[Exercise brief]:
Search term "Microphone": copy each line of the records that contains it.

(Component data from apps and pages)
###

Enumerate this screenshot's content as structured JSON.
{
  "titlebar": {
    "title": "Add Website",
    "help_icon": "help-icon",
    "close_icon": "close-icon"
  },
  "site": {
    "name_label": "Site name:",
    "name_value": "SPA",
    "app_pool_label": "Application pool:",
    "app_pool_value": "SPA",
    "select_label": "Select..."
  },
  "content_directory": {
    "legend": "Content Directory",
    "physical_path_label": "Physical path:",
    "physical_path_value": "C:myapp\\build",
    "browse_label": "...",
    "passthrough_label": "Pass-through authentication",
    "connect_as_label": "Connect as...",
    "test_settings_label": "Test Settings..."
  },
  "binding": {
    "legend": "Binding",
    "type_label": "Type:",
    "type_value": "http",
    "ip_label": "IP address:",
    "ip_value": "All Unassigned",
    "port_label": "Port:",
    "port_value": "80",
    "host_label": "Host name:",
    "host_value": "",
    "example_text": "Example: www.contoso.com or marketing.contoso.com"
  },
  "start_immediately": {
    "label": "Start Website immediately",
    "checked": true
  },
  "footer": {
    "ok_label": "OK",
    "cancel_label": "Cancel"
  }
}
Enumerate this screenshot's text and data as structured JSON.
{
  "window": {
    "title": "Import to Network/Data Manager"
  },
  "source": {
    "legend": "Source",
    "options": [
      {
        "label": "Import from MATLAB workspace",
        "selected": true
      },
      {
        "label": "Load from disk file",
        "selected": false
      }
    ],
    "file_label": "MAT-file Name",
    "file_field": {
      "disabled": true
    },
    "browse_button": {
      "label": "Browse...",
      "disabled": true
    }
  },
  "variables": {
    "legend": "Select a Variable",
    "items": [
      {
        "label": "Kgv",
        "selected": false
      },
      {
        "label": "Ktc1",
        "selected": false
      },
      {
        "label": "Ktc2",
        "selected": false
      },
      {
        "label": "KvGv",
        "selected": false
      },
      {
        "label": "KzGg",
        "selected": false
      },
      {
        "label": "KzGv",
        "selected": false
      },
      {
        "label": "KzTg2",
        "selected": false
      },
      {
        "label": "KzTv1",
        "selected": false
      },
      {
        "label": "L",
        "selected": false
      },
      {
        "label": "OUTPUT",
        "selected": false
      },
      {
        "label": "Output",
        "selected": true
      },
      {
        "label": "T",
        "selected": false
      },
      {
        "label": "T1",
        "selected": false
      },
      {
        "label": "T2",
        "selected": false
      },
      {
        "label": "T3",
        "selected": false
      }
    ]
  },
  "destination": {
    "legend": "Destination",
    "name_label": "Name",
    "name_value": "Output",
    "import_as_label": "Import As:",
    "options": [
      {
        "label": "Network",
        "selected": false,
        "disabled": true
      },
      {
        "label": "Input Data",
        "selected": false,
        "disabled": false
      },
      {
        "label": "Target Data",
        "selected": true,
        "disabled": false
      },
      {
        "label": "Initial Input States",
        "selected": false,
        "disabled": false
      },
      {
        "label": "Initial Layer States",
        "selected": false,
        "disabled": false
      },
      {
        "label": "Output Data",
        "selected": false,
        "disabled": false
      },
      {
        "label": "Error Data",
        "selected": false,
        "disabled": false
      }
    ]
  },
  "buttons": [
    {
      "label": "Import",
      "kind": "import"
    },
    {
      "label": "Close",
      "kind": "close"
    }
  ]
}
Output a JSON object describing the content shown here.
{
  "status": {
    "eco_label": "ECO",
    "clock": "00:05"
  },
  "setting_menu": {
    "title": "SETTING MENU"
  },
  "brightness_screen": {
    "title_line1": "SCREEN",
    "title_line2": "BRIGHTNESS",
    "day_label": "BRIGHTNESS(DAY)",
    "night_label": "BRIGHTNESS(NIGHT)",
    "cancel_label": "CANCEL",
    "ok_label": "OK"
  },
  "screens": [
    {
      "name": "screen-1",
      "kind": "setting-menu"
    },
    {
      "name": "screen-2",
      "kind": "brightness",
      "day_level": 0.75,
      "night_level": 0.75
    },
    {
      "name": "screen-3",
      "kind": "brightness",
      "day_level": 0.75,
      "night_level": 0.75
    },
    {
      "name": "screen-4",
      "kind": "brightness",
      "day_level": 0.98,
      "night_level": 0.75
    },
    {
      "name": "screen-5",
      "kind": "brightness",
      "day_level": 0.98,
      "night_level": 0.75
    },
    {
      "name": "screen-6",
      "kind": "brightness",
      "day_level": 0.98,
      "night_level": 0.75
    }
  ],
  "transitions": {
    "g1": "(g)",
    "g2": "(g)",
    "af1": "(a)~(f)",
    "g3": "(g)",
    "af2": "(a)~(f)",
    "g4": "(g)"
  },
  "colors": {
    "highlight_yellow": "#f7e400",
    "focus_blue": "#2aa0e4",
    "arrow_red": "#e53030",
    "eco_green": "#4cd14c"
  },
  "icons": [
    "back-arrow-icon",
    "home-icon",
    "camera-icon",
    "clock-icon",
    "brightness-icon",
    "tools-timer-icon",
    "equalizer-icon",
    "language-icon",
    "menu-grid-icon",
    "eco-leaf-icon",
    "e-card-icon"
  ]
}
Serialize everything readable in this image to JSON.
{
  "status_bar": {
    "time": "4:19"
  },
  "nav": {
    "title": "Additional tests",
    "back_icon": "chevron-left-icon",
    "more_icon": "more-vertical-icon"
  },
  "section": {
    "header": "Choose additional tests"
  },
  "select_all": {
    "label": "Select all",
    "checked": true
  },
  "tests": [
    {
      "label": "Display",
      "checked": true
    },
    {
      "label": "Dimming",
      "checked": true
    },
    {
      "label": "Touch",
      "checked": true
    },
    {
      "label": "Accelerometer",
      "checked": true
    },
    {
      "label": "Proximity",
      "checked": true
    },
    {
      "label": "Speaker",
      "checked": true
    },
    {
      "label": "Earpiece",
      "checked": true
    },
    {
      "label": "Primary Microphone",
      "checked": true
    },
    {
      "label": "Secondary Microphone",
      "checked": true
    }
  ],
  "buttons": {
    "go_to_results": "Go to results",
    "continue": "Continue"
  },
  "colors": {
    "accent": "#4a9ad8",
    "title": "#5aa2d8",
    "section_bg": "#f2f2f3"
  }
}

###

[Answer]:
      "label": "Primary Microphone",
      "label": "Secondary Microphone",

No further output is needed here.